We will probably go 6/17 though 7/2 or something like that.  There are two direct flights from Seattle to Paris, and if we take the cheaper one, we’d depart at 4:30 PM and arrive at 11:15 am local time, nearly 10 hours later.  Have I mentioned that I hate to fly?  Jonathan and I had been talking about going to see the French Alps.  However, Annecy, the most likely destination that we’d start with, is 5.5 hours by car.  (You can actually get there in as little as four hours by train, so maybe that is the way to go?  But how hard would it be to get from Charles de Gaulle to the train station?  And from the Annecy station to where we decided to stay?  Don’t forget, we’ll be traveling with a 3-year-old.

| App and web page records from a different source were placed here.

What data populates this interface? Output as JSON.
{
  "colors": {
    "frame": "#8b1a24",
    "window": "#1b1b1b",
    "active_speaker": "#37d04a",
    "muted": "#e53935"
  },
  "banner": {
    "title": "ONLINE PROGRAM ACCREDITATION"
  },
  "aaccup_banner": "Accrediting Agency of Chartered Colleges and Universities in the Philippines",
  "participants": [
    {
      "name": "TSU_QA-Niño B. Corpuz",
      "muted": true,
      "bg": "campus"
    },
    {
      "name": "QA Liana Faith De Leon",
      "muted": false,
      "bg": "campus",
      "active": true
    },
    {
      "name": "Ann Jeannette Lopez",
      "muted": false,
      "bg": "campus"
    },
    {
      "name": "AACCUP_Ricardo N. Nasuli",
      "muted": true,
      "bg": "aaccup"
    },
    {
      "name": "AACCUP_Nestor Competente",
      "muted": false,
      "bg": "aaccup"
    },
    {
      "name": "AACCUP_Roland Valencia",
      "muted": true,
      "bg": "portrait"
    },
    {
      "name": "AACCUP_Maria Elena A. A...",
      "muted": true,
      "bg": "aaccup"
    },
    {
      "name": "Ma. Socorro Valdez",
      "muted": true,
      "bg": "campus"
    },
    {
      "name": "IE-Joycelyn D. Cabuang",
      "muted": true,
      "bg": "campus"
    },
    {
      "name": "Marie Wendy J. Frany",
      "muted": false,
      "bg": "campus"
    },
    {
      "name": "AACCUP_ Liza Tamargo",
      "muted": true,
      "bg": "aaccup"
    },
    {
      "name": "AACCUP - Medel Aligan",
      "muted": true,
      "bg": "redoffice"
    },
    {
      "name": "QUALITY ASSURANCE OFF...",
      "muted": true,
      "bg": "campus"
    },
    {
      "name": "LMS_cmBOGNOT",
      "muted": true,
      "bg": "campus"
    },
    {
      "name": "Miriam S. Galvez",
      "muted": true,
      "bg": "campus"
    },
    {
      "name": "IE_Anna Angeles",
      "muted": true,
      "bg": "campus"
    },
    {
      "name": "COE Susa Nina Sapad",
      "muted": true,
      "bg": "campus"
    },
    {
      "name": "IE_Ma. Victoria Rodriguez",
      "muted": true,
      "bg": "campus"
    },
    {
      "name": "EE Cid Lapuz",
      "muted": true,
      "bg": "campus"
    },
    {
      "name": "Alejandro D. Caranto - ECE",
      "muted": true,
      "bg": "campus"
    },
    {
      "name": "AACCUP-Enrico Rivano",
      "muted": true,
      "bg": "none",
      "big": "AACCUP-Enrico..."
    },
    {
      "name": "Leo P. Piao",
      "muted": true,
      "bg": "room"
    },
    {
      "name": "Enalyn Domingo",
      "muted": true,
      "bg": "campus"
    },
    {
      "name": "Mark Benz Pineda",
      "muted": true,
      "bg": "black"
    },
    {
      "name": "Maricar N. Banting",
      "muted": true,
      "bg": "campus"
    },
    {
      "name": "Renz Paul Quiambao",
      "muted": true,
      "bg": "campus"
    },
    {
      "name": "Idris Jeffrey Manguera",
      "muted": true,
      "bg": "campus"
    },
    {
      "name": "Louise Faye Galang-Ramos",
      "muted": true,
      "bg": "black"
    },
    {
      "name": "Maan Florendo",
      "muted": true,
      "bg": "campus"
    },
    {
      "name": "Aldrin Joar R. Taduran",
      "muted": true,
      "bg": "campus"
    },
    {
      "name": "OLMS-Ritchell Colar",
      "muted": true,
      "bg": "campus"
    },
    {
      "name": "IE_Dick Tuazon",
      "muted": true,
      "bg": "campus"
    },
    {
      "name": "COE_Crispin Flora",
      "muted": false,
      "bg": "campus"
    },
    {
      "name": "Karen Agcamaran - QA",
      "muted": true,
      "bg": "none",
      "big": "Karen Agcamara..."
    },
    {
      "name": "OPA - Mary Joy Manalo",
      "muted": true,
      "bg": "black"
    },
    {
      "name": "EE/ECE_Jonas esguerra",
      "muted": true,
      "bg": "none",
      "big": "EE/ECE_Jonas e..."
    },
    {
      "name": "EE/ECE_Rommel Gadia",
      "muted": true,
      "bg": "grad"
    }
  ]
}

Alternatively, we could stay several days in Paris.  I am not really one for big cities, but of course it would be nice (and expensive) to see Versailles, the Notre Dame (if it’s open), and some of the other cathedrals and sights.  So perhaps we could take a hotel in downtown Paris, or stay in one of the nearby towns, for three nights or so and then go to Annecy.

Alternatively, for about the same amount of money and only two extra hours, we could fly into Geneva, which is only a 40 minute drive or 50 minute train ride from Annecy.  Or we could fly into Geneva and out of CDG.  Or vice versa.

The other interesting factor is that we’d like L to be able to spend time with her best friend.  Her best friend is out of school on 7/4 and then goes straight to Italy to stay with her grandparents.  L is invited to come and stay as long as she likes.  We could delay our vacation and let L go off to Italy.  Or we could take L with us and then leave her with her friend and either let her fly home along (direct, obvs, dropped off at the airport by her friend’s mom) or one of us could come back, spend a day or two in Italy and then fly back with her.   However, they stay midway between Nice and Genoa, nearly 10 hours drive from Paris.  So that would be quite the journey.

So much planning.  It feels intimidating, but I’ve come down with some annoying bug, and it’s passing the time as I convalesce.